Stored records
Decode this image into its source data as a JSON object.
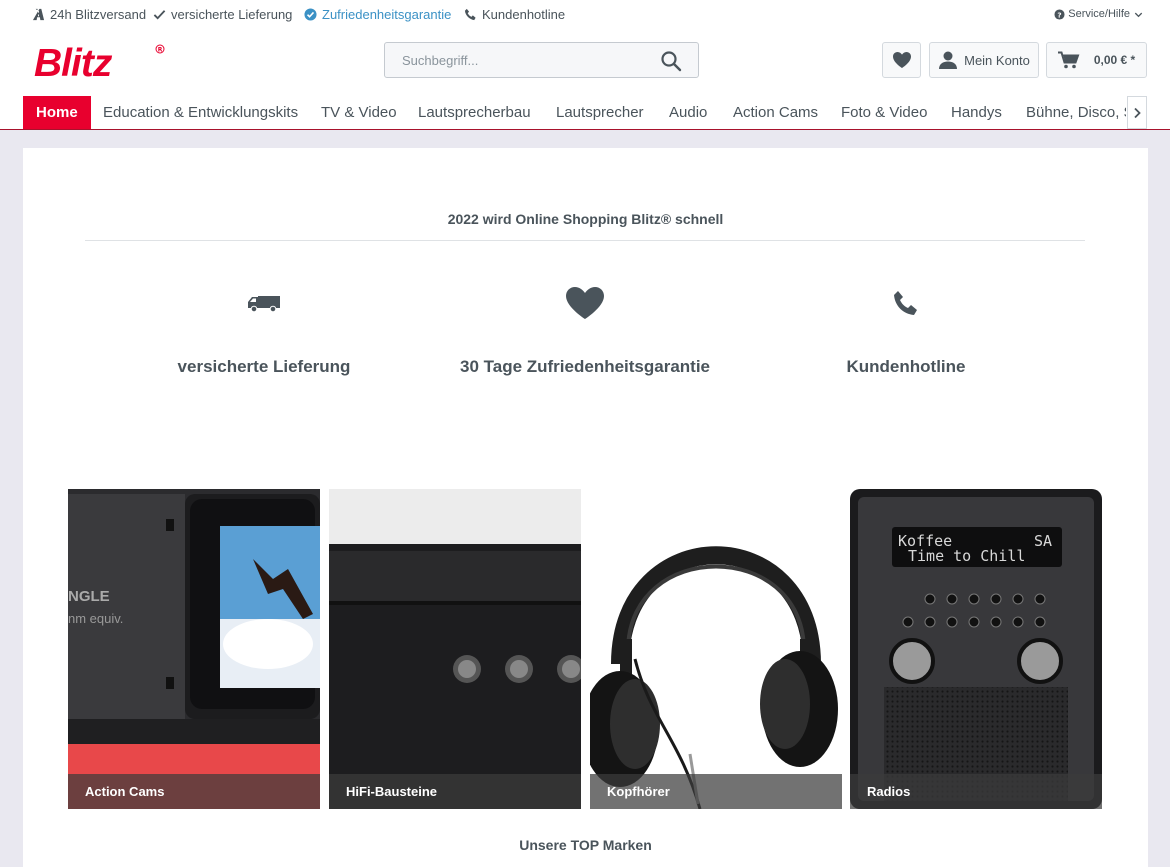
{
  "topbar": {
    "usps": [
      {
        "icon": "road-icon",
        "text": "24h Blitzversand"
      },
      {
        "icon": "check-icon",
        "text": "versicherte Lieferung"
      },
      {
        "icon": "check-circle-icon",
        "text": "Zufriedenheitsgarantie"
      },
      {
        "icon": "phone-icon",
        "text": "Kundenhotline"
      }
    ],
    "service_label": "Service/Hilfe"
  },
  "header": {
    "logo_text": "Blitz",
    "search_placeholder": "Suchbegriff...",
    "account_label": "Mein Konto",
    "cart_total": "0,00 € *"
  },
  "nav": {
    "items": [
      "Home",
      "Education & Entwicklungskits",
      "TV & Video",
      "Lautsprecherbau",
      "Lautsprecher",
      "Audio",
      "Action Cams",
      "Foto & Video",
      "Handys",
      "Bühne, Disco, S"
    ]
  },
  "intro": {
    "title": "2022 wird Online Shopping Blitz® schnell",
    "features": [
      {
        "icon": "truck-icon",
        "label": "versicherte Lieferung"
      },
      {
        "icon": "heart-icon",
        "label": "30 Tage Zufriedenheitsgarantie"
      },
      {
        "icon": "phone-icon",
        "label": "Kundenhotline"
      }
    ]
  },
  "categories": [
    {
      "label": "Action Cams"
    },
    {
      "label": "HiFi-Bausteine"
    },
    {
      "label": "Kopfhörer"
    },
    {
      "label": "Radios"
    }
  ],
  "radio_display": {
    "line1": "Koffee",
    "station": "SA",
    "line2": "Time to Chill"
  },
  "camera_text": {
    "line1": "NGLE",
    "line2": "nm  equiv."
  },
  "brands_title": "Unsere TOP Marken",
  "colors": {
    "brand": "#e8002e",
    "accent_blue": "#3b91c5",
    "text": "#4a545b"
  }
}
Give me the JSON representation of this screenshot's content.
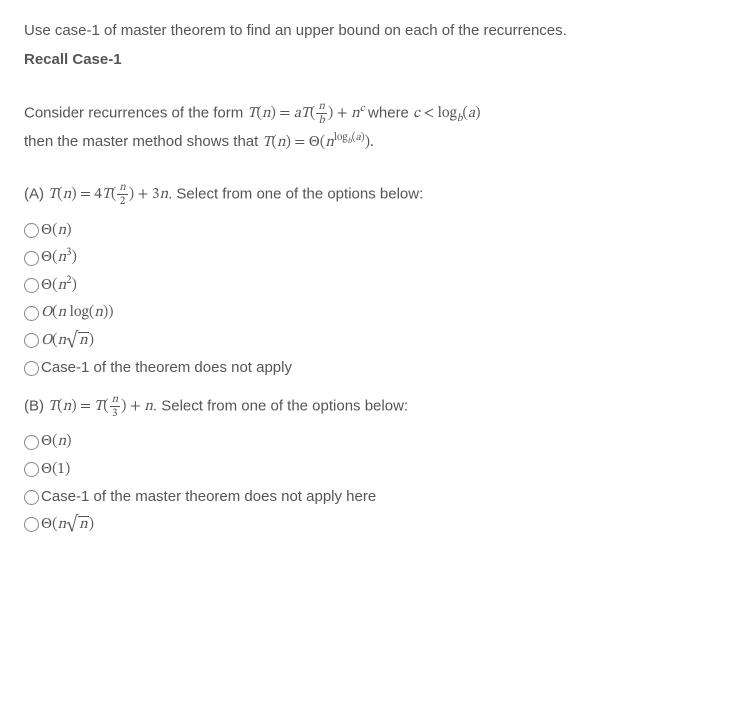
{
  "intro": "Use case-1 of master theorem to find an upper bound on each of the recurrences.",
  "recall": "Recall Case-1",
  "consider_prefix": "Consider recurrences of the form ",
  "where_text": " where ",
  "then_prefix": "then the master method shows that ",
  "qA": {
    "label": "(A) ",
    "tail": ". Select from one of the options below:",
    "options_text": {
      "o5": "Case-1 of the theorem does not apply"
    }
  },
  "qB": {
    "label": "(B) ",
    "tail": ". Select from one of the options below:",
    "options_text": {
      "o2": "Case-1 of the master theorem does not apply here"
    }
  },
  "chart_data": {
    "type": "table",
    "note": "Math expressions as displayed in the document (not a chart; quiz content).",
    "recurrence_form": "T(n) = a T(n/b) + n^c  where  c < log_b(a)",
    "conclusion": "T(n) = Θ(n^{log_b(a)})",
    "partA": {
      "recurrence": "T(n) = 4 T(n/2) + 3n",
      "options": [
        "Θ(n)",
        "Θ(n^3)",
        "Θ(n^2)",
        "O(n log(n))",
        "O(n√n)",
        "Case-1 of the theorem does not apply"
      ]
    },
    "partB": {
      "recurrence": "T(n) = T(n/3) + n",
      "options": [
        "Θ(n)",
        "Θ(1)",
        "Case-1 of the master theorem does not apply here",
        "Θ(n√n)"
      ]
    }
  }
}
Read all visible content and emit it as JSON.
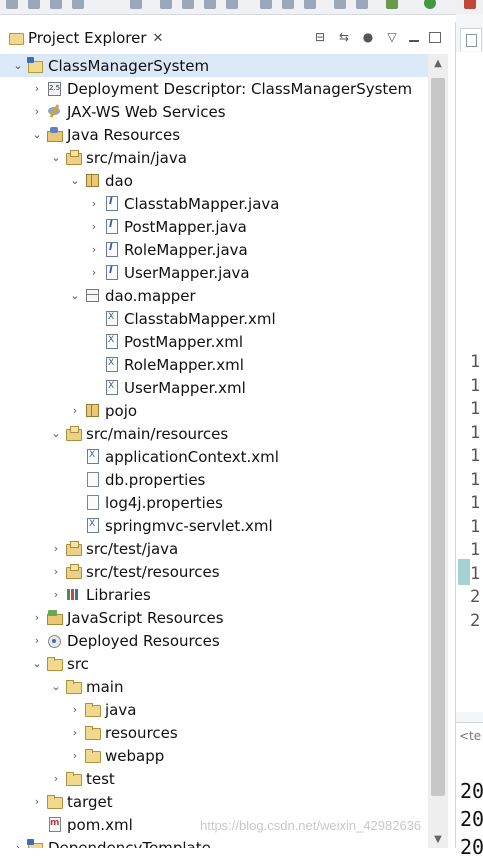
{
  "view": {
    "title": "Project Explorer",
    "close_glyph": "✕"
  },
  "tree": [
    {
      "label": "ClassManagerSystem",
      "icon": "project-icon",
      "depth": 0,
      "state": "open",
      "selected": true
    },
    {
      "label": "Deployment Descriptor: ClassManagerSystem",
      "icon": "descriptor-icon",
      "depth": 1,
      "state": "closed"
    },
    {
      "label": "JAX-WS Web Services",
      "icon": "webservices-icon",
      "depth": 1,
      "state": "closed"
    },
    {
      "label": "Java Resources",
      "icon": "java-resources-icon",
      "depth": 1,
      "state": "open"
    },
    {
      "label": "src/main/java",
      "icon": "source-folder-icon",
      "depth": 2,
      "state": "open"
    },
    {
      "label": "dao",
      "icon": "package-icon",
      "depth": 3,
      "state": "open"
    },
    {
      "label": "ClasstabMapper.java",
      "icon": "java-interface-icon",
      "depth": 4,
      "state": "closed"
    },
    {
      "label": "PostMapper.java",
      "icon": "java-interface-icon",
      "depth": 4,
      "state": "closed"
    },
    {
      "label": "RoleMapper.java",
      "icon": "java-interface-icon",
      "depth": 4,
      "state": "closed"
    },
    {
      "label": "UserMapper.java",
      "icon": "java-interface-icon",
      "depth": 4,
      "state": "closed"
    },
    {
      "label": "dao.mapper",
      "icon": "package-open-icon",
      "depth": 3,
      "state": "open"
    },
    {
      "label": "ClasstabMapper.xml",
      "icon": "xml-file-icon",
      "depth": 4,
      "state": "leaf"
    },
    {
      "label": "PostMapper.xml",
      "icon": "xml-file-icon",
      "depth": 4,
      "state": "leaf"
    },
    {
      "label": "RoleMapper.xml",
      "icon": "xml-file-icon",
      "depth": 4,
      "state": "leaf"
    },
    {
      "label": "UserMapper.xml",
      "icon": "xml-file-icon",
      "depth": 4,
      "state": "leaf"
    },
    {
      "label": "pojo",
      "icon": "package-icon",
      "depth": 3,
      "state": "closed"
    },
    {
      "label": "src/main/resources",
      "icon": "source-folder-icon",
      "depth": 2,
      "state": "open"
    },
    {
      "label": "applicationContext.xml",
      "icon": "xml-file-icon",
      "depth": 3,
      "state": "leaf"
    },
    {
      "label": "db.properties",
      "icon": "file-icon",
      "depth": 3,
      "state": "leaf"
    },
    {
      "label": "log4j.properties",
      "icon": "file-icon",
      "depth": 3,
      "state": "leaf"
    },
    {
      "label": "springmvc-servlet.xml",
      "icon": "xml-file-icon",
      "depth": 3,
      "state": "leaf"
    },
    {
      "label": "src/test/java",
      "icon": "source-folder-icon",
      "depth": 2,
      "state": "closed"
    },
    {
      "label": "src/test/resources",
      "icon": "source-folder-icon",
      "depth": 2,
      "state": "closed"
    },
    {
      "label": "Libraries",
      "icon": "libraries-icon",
      "depth": 2,
      "state": "closed"
    },
    {
      "label": "JavaScript Resources",
      "icon": "js-resources-icon",
      "depth": 1,
      "state": "closed"
    },
    {
      "label": "Deployed Resources",
      "icon": "deployed-resources-icon",
      "depth": 1,
      "state": "closed"
    },
    {
      "label": "src",
      "icon": "folder-icon",
      "depth": 1,
      "state": "open"
    },
    {
      "label": "main",
      "icon": "folder-icon",
      "depth": 2,
      "state": "open"
    },
    {
      "label": "java",
      "icon": "folder-icon",
      "depth": 3,
      "state": "closed"
    },
    {
      "label": "resources",
      "icon": "folder-icon",
      "depth": 3,
      "state": "closed"
    },
    {
      "label": "webapp",
      "icon": "folder-icon",
      "depth": 3,
      "state": "closed"
    },
    {
      "label": "test",
      "icon": "folder-icon",
      "depth": 2,
      "state": "closed"
    },
    {
      "label": "target",
      "icon": "folder-icon",
      "depth": 1,
      "state": "closed"
    },
    {
      "label": "pom.xml",
      "icon": "pom-file-icon",
      "depth": 1,
      "state": "leaf"
    },
    {
      "label": "DependencyTemplate",
      "icon": "project-icon",
      "depth": 0,
      "state": "closed"
    }
  ],
  "editor": {
    "line_numbers": [
      "1",
      "1",
      "1",
      "1",
      "1",
      "1",
      "1",
      "1",
      "1",
      "1",
      "2",
      "2"
    ],
    "bottom_tab_char": "<te",
    "bottom_lines": [
      "20",
      "20",
      "20"
    ]
  },
  "watermark": "https://blog.csdn.net/weixin_42982636"
}
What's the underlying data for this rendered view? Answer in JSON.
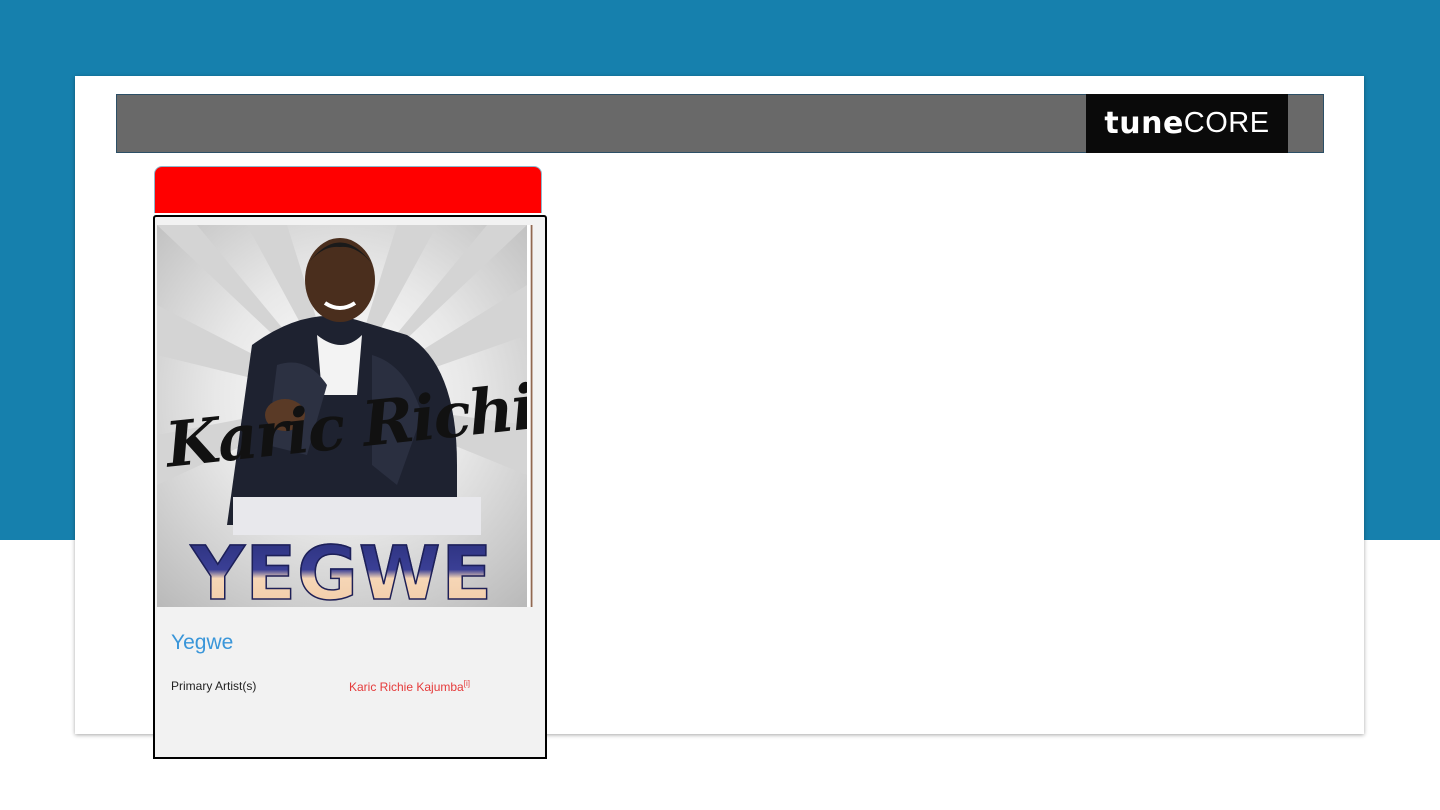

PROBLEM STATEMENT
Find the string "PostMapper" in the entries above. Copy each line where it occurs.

PROBLEM SOLUTION
      "label": "PostMapper.java",
      "label": "PostMapper.xml",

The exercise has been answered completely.